Entries from a dataset of interfaces
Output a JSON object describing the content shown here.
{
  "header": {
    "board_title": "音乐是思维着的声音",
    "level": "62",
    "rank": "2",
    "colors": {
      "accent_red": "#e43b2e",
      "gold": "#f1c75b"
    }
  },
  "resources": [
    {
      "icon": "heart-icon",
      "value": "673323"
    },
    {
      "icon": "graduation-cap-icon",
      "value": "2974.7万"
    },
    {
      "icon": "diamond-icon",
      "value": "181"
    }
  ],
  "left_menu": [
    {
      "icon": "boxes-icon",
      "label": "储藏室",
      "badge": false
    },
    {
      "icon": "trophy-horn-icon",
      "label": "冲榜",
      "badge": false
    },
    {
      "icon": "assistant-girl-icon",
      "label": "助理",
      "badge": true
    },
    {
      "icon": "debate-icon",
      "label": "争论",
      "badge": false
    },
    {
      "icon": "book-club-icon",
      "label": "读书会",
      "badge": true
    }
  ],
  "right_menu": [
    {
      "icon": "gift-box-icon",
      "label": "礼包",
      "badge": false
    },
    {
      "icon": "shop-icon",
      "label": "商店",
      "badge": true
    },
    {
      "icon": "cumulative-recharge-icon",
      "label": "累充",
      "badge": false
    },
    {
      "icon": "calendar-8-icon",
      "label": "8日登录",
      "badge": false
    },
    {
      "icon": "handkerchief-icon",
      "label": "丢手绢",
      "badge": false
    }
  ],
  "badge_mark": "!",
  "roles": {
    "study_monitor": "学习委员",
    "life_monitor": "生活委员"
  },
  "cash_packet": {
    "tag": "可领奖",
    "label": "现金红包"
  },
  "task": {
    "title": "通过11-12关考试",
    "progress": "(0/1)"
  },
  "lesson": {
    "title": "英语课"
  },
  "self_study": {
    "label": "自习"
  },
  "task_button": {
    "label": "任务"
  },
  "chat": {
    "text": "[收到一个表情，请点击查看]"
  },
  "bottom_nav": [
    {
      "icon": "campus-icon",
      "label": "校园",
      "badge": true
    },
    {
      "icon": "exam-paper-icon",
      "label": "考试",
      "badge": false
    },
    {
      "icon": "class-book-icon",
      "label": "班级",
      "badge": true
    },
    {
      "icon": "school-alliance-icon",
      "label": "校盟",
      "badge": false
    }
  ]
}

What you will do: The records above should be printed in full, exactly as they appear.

Response below:
Output a JSON object describing the content shown here.
{
  "header": {
    "board_title": "音乐是思维着的声音",
    "level": "62",
    "rank": "2",
    "colors": {
      "accent_red": "#e43b2e",
      "gold": "#f1c75b"
    }
  },
  "resources": [
    {
      "icon": "heart-icon",
      "value": "673323"
    },
    {
      "icon": "graduation-cap-icon",
      "value": "2974.7万"
    },
    {
      "icon": "diamond-icon",
      "value": "181"
    }
  ],
  "left_menu": [
    {
      "icon": "boxes-icon",
      "label": "储藏室",
      "badge": false
    },
    {
      "icon": "trophy-horn-icon",
      "label": "冲榜",
      "badge": false
    },
    {
      "icon": "assistant-girl-icon",
      "label": "助理",
      "badge": true
    },
    {
      "icon": "debate-icon",
      "label": "争论",
      "badge": false
    },
    {
      "icon": "book-club-icon",
      "label": "读书会",
      "badge": true
    }
  ],
  "right_menu": [
    {
      "icon": "gift-box-icon",
      "label": "礼包",
      "badge": false
    },
    {
      "icon": "shop-icon",
      "label": "商店",
      "badge": true
    },
    {
      "icon": "cumulative-recharge-icon",
      "label": "累充",
      "badge": false
    },
    {
      "icon": "calendar-8-icon",
      "label": "8日登录",
      "badge": false
    },
    {
      "icon": "handkerchief-icon",
      "label": "丢手绢",
      "badge": false
    }
  ],
  "badge_mark": "!",
  "roles": {
    "study_monitor": "学习委员",
    "life_monitor": "生活委员"
  },
  "cash_packet": {
    "tag": "可领奖",
    "label": "现金红包"
  },
  "task": {
    "title": "通过11-12关考试",
    "progress": "(0/1)"
  },
  "lesson": {
    "title": "英语课"
  },
  "self_study": {
    "label": "自习"
  },
  "task_button": {
    "label": "任务"
  },
  "chat": {
    "text": "[收到一个表情，请点击查看]"
  },
  "bottom_nav": [
    {
      "icon": "campus-icon",
      "label": "校园",
      "badge": true
    },
    {
      "icon": "exam-paper-icon",
      "label": "考试",
      "badge": false
    },
    {
      "icon": "class-book-icon",
      "label": "班级",
      "badge": true
    },
    {
      "icon": "school-alliance-icon",
      "label": "校盟",
      "badge": false
    }
  ]
}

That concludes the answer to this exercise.